My favorite rumor (because I desperately hope it will come true!) is a new Thunderbolt display with a discrete graphics card inside. I think I can trace the origin of this idea back to a 2013 Slashgear post from Chris Davies, which envisaged a new Thunderbolt display with some kind of GPU tucked inside.
Since then, the idea has gotten even better, and the time is ripe. The 12-inch Macbook is a beautiful computer, but woefully underpowered for any kind of graphics-intensive application. It would be fantastic to plug your tiny laptop into a 27-inch 5K display when you want to do some desk work, but there’s no way the onboard Core M graphics would handle that.
But imagine if your 5K display had a discrete GPU inside. The time is perfect for this: Nvidia’s new graphics cards are (relatively) cheap, and efficient enough that they can fit inside a display without needing some special cooling system or outrageous power supply.
The connectors are also all there. USB-C can happily handle an external GPU, so you’d only need to plug into the special Thunderbolt station with one cable.
So now that you’re convinced a Thunderbolt Display with a GTX 1080 is the missing link in your life, here’s the bad news: Apple probably won’t be making one. 9to5Mac originally reported that Apple was working on a new Thunderbolt display last week, but quickly backtracked, with sources saying that we won’t see a new display at WWDC. 9to5Mac is normally good on Apple rumors, and for the site to backtrack so unequivocally makes me think we’re not going to see anything at WWDC. Of course, there’s always hope for the future.
Apple TV with a camera
So we’re almost definitely going to see an upgraded Siri at WWDC, and odds are there will be some kind of new device for Siri to live in your home. It might look like Amazon’s Echo speaker, but other people have suggested it’s going to be an Apple TV with always-on voice recognition, and an always-on camera.
It’s that last part that unnerves me. Smart home devices are already creepy as hell — the FBI is suspiciously quiet about using the Amazon Echo to spy on people — and an always-on camera would be the epitome of that. According to CNET, this is what the device will look like:
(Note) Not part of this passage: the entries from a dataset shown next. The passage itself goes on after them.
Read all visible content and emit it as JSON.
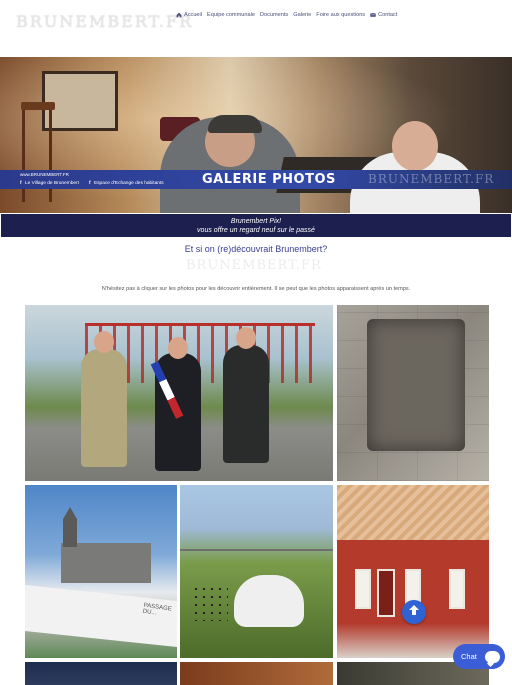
{
  "site": {
    "logo": "BRUNEMBERT.FR"
  },
  "nav": [
    {
      "label": "Accueil",
      "icon": "home-icon"
    },
    {
      "label": "Equipe communale",
      "icon": ""
    },
    {
      "label": "Documents",
      "icon": ""
    },
    {
      "label": "Galerie",
      "icon": ""
    },
    {
      "label": "Foire aux questions",
      "icon": ""
    },
    {
      "label": "Contact",
      "icon": "mail-icon"
    }
  ],
  "banner": {
    "title": "GALERIE PHOTOS",
    "watermark": "BRUNEMBERT.FR",
    "mini_logo": "www.BRUNEMBERT.FR",
    "facebook_links": [
      {
        "label": "Le Village de Brunembert"
      },
      {
        "label": "Espace d'Echange des habitants"
      }
    ]
  },
  "caption": {
    "line1": "Brunembert Pix!",
    "line2": "vous offre un regard neuf sur le passé"
  },
  "intro": {
    "title": "Et si on (re)découvrait Brunembert?",
    "watermark": "BRUNEMBERT.FR",
    "text": "N'hésitez pas à cliquer sur les photos pour les découvrir entièrement. Il se peut que les photos apparaissent après un temps."
  },
  "photos": {
    "sign_text": "PASSAGE DU..."
  },
  "chat": {
    "label": "Chat"
  },
  "colors": {
    "nav_text": "#4a4f7a",
    "title_bar": "#334aa8",
    "caption_bg": "#1d1f4f",
    "intro_title": "#3a3f8f",
    "chat_bg": "#3b5dd6",
    "scroll_up_bg": "#2f63d4"
  }
}
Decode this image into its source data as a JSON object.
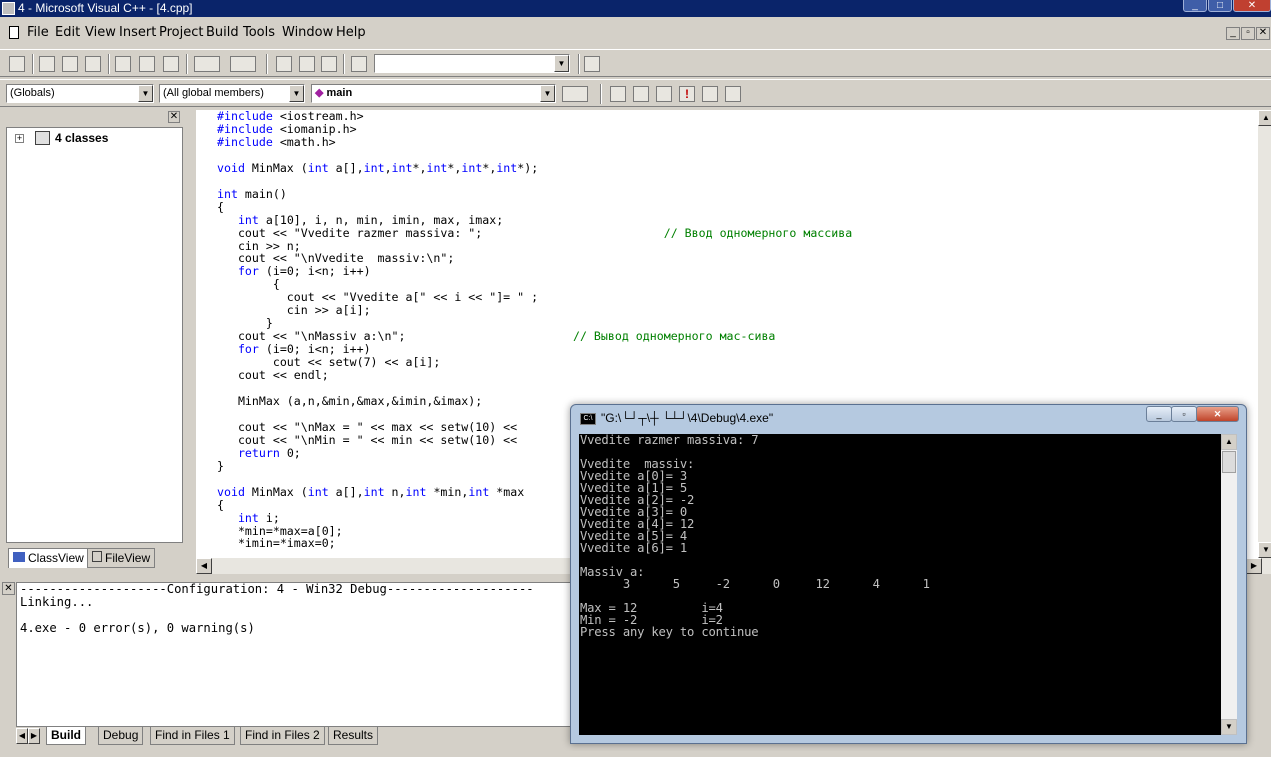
{
  "window": {
    "title": "4 - Microsoft Visual C++ - [4.cpp]"
  },
  "menu": [
    "File",
    "Edit",
    "View",
    "Insert",
    "Project",
    "Build",
    "Tools",
    "Window",
    "Help"
  ],
  "combos": {
    "globals": "(Globals)",
    "members": "(All global members)",
    "function": "main",
    "find": ""
  },
  "classview": {
    "root": "4 classes",
    "tabs": [
      "ClassView",
      "FileView"
    ]
  },
  "editor": {
    "lines": [
      "#include <iostream.h>",
      "#include <iomanip.h>",
      "#include <math.h>",
      "",
      "void MinMax (int a[],int,int*,int*,int*,int*);",
      "",
      "int main()",
      "{",
      "   int a[10], i, n, min, imin, max, imax;",
      "   cout << \"Vvedite razmer massiva: \";                          // Ввод одномерного массива",
      "   cin >> n;",
      "   cout << \"\\nVvedite  massiv:\\n\";",
      "   for (i=0; i<n; i++)",
      "        {",
      "          cout << \"Vvedite a[\" << i << \"]= \" ;",
      "          cin >> a[i];",
      "       }",
      "   cout << \"\\nMassiv a:\\n\";                        // Вывод одномерного мас-сива",
      "   for (i=0; i<n; i++)",
      "        cout << setw(7) << a[i];",
      "   cout << endl;",
      "",
      "   MinMax (a,n,&min,&max,&imin,&imax);",
      "",
      "   cout << \"\\nMax = \" << max << setw(10) <<",
      "   cout << \"\\nMin = \" << min << setw(10) <<",
      "   return 0;",
      "}",
      "",
      "void MinMax (int a[],int n,int *min,int *max",
      "{",
      "   int i;",
      "   *min=*max=a[0];",
      "   *imin=*imax=0;"
    ]
  },
  "output": {
    "lines": [
      "--------------------Configuration: 4 - Win32 Debug--------------------",
      "Linking...",
      "",
      "4.exe - 0 error(s), 0 warning(s)"
    ],
    "tabs": [
      "Build",
      "Debug",
      "Find in Files 1",
      "Find in Files 2",
      "Results"
    ]
  },
  "console": {
    "title": "\"G:\\└┘┬\\┼ └┴┘\\4\\Debug\\4.exe\"",
    "lines": [
      "Vvedite razmer massiva: 7",
      "",
      "Vvedite  massiv:",
      "Vvedite a[0]= 3",
      "Vvedite a[1]= 5",
      "Vvedite a[2]= -2",
      "Vvedite a[3]= 0",
      "Vvedite a[4]= 12",
      "Vvedite a[5]= 4",
      "Vvedite a[6]= 1",
      "",
      "Massiv a:",
      "      3      5     -2      0     12      4      1",
      "",
      "Max = 12         i=4",
      "Min = -2         i=2",
      "Press any key to continue"
    ]
  },
  "colors": {
    "titlebar": "#0a246a",
    "keyword": "#0000ff",
    "comment": "#008000",
    "console_bg": "#000000",
    "console_fg": "#c0c0c0"
  }
}
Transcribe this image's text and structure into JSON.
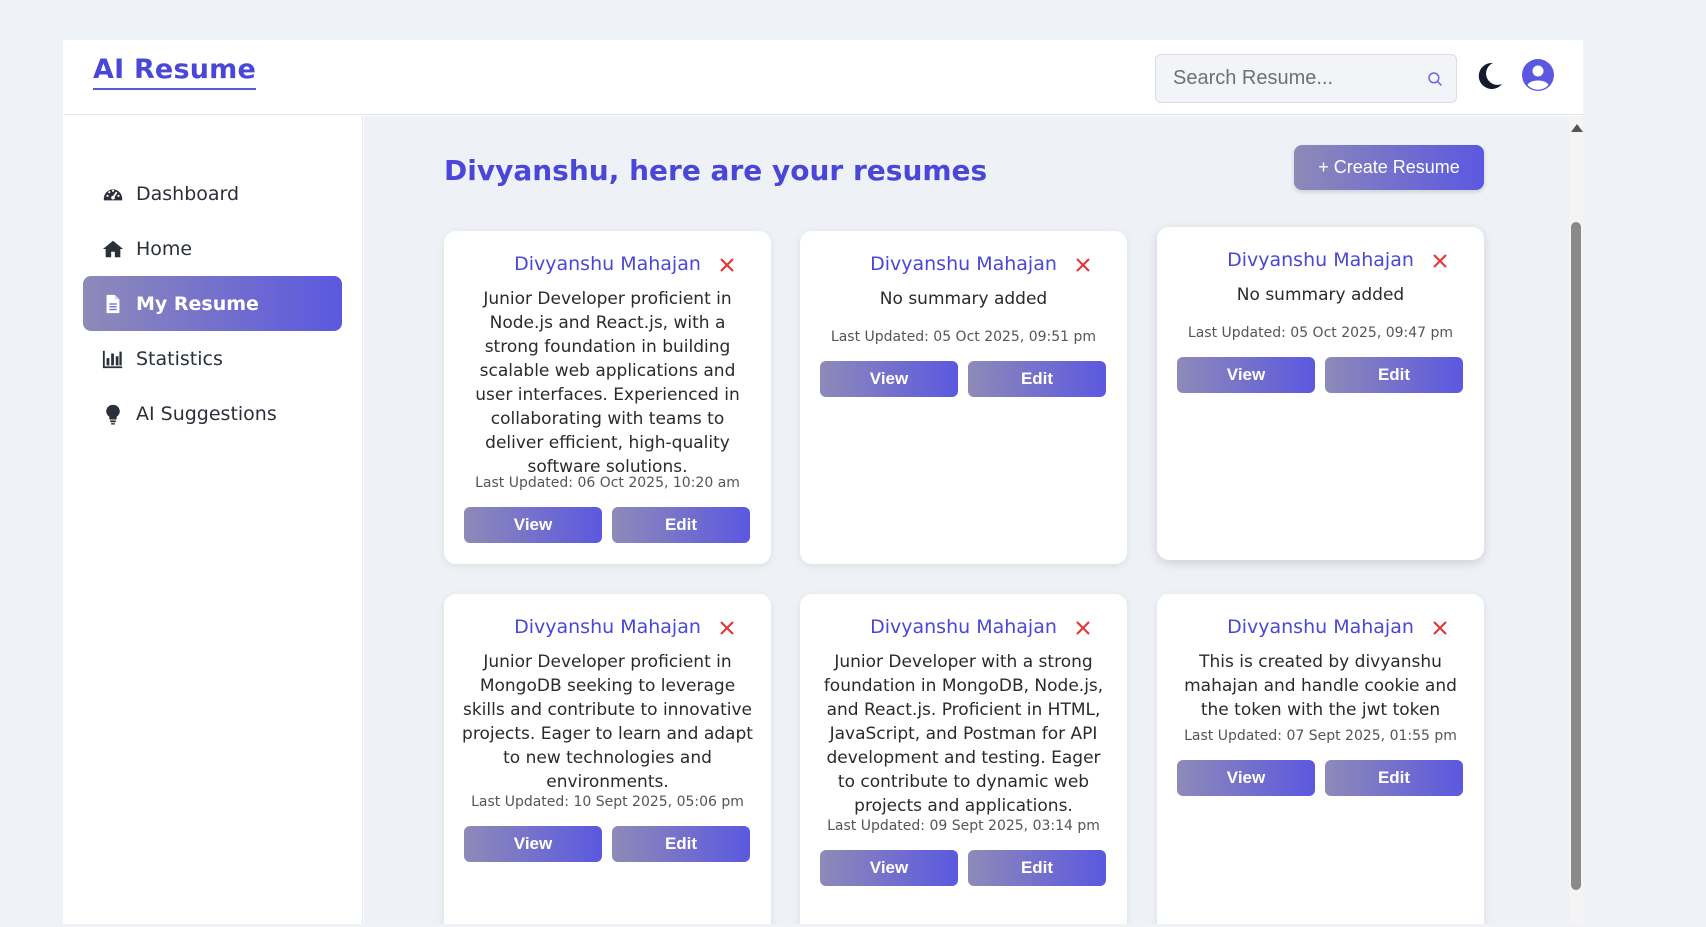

“The device would be “self aware” and detect who is in the room using facial recognition technology. That would let the device automatically pull up a person’s preferences, such as the music and lighting they like, the sources said.”
I mean, that sounds kinda useful in an incredibly first-world-problem way. But is it worth being perpetually tracked around your own home? Nah.
Rumors about Apple building a standalone TV are about as old as the internet itself, and come up every time Apple does an event. The Apple HDTV almost always comes hand-in-hand with rumors about Apple making its own pay-TV system to challenge Comcast and TWC.
Apple has a very big R&D budget, and there’s some serious money to be made in TVs and TV content. I have no doubt that somewhere in Cupertino, behind a door with many locks, there is an Apple HDTV prototype. Hell, maybe Cult of Mac‘s source really did see it. But Tim Cook will not be whipping the cloth off a 55-inch 4K Apple TV on stage next week.